126.96.36.199 Upper-Tropospheric Water Vapour
Water vapour in the middle and upper troposphere accounts for a large part of the atmospheric greenhouse effect and is believed to be an important amplifier of climate change (Held and Soden, 2000). Changes in upper-tropospheric water vapour in response to a warming climate have been the subject of significant debate.
Due to instrumental limitations, long-term changes in water vapour in the upper troposphere are difficult to assess. Wang et al. (2001) found an increasing trend of 1 to 5% per decade in relative humidity during 1976 to 1995, with the largest increases in the upper troposphere, using 17 radiosonde stations in the tropical west Pacific. Conversely, a combination of Microwave Limb Sounder (MLS) and Halogen Occultation Experiment (HALOE) measurements at 215 hPa suggested increases in water vapour with increasing temperature (Minschwaner and Dessler, 2004) on interannual time scales, but at a rate smaller than expected from constant relative humidity.
Maistrova et al. (2003) reported an increase in specific humidity at 850 hPa and a decrease from 700 to 300 hPa for 1959 to 2000 in the Arctic, based on data from ships and temporary stations as well as permanent stations. In general, the radiosonde trends are highly suspect owing to the poor quality of, and changes over time in, the humidity sensors (e.g., Wang et al., 2002a). Comparisons of water vapour sensors during recent intensive field campaigns have produced a renewed appreciation of random and systematic errors in radiosonde measurements of upper-tropospheric water vapour and of the difficulty in developing accurate corrections for these measurements (Guichard et al., 2000; Revercombe et al., 2003; Turner et al., 2003; Wang et al., 2003; Miloshevich et al., 2004; Soden et al., 2004).
Information on the decadal variability of upper-tropospheric relative humidity is now provided by 6.7 µm thermal radiance measurements from Meteosat (Picon et al., 2003) and the High-resolution Infrared Radiation Sounder (HIRS) series of instruments flying on NOAA operational polar-orbiting satellites (Bates and Jackson, 2001; Soden et al., 2005). These products rely on the merging of many different satellites to ensure uniform calibration. The HIRS channel 12 (T12) data have been most extensively analysed for variability and show linear trends in relative humidity of order ±1% per decade at various latitudes (Bates and Jackson, 2001), but these trends are difficult to separate from larger interannual fluctuations due to ENSO (McCarthy and Toumi, 2004) and are negligible when averaging over the tropical oceans (Allan et al., 2003).

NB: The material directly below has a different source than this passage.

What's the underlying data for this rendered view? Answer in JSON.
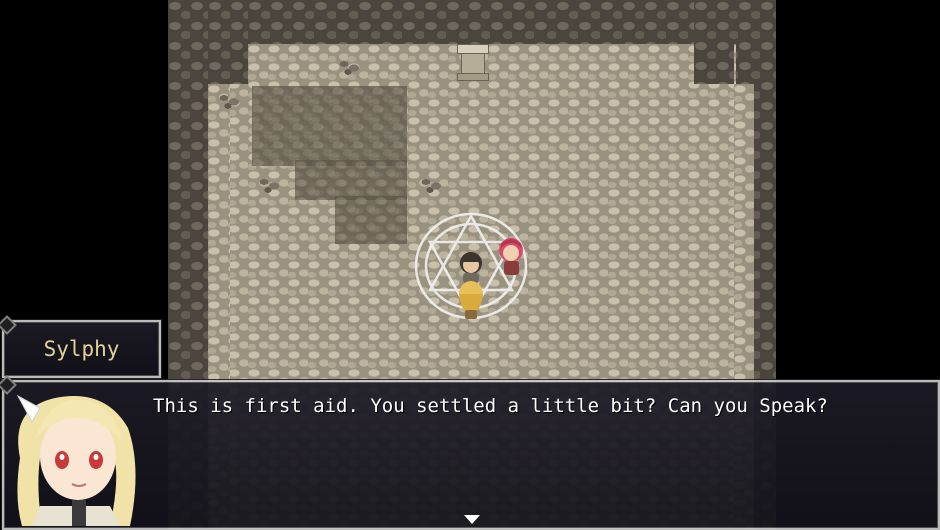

In the absence of large changes in relative humidity, the observed warming of the troposphere (see Section 3.4.1) implies that the specific humidity in the upper troposphere should have increased. As the upper troposphere moistens, the emission level for T12 increases due to the increasing opacity of water vapour along the satellite line of sight. In contrast, the emission level for the MSU T2 remains constant because it depends primarily on the concentration of oxygen, which does not vary by any appreciable amount. Therefore, if the atmosphere moistens, the brightness temperature difference (T2 − T12) will increase over time due to the divergence of their emission levels (Soden et al., 2005). This radiative signature of upper-tropospheric moistening is evident in the positive trends of T2 − T12 for the period 1982 to 2004 (Figure 3.21). If the specific humidity in the upper troposphere had not increased over this period, the emission level for T12 would have remained unchanged and T2 − T12 would show little trend over this period (dashed line in Figure 3.21).
Figure 3.21. The radiative signature of upper-tropospheric moistening is given by upward linear trends in T2−T12 for 1982 to 2004 (0.1 ºC per decade; top) and monthly time series of the global-mean (80°N to 80°S) anomalies relative to 1982 to 2004 (ºC) and linear trend (dashed; bottom). Data are from the RSS T2 and HIRS T12 (Soden et al., 2005). The map is smoothed to spectral truncation T31 resolution.
Clear-sky outgoing longwave radiation (OLR) is also highly sensitive to upper-tropospheric water vapour and a number of scanning instruments have made well-calibrated but non-overlapping measurements since 1985 (see Section 3.4.3). Over this period, the small changes in clear-sky OLR can be explained by the observed temperature changes while maintaining a constant relative humidity (Wong et al., 2000; Allan and Slingo, 2002) and changes in well-mixed greenhouse gases (Allan et al., 2003). This again implies a positive relationship between specific humidity and temperature in the upper troposphere.
To summarise, the available data do not indicate a detectable trend in upper-tropospheric relative humidity. However, there is now evidence for global increases in upper-tropospheric specific humidity over the past two decades, which is consistent with the observed increases in tropospheric temperatures and the absence of any change in relative humidity.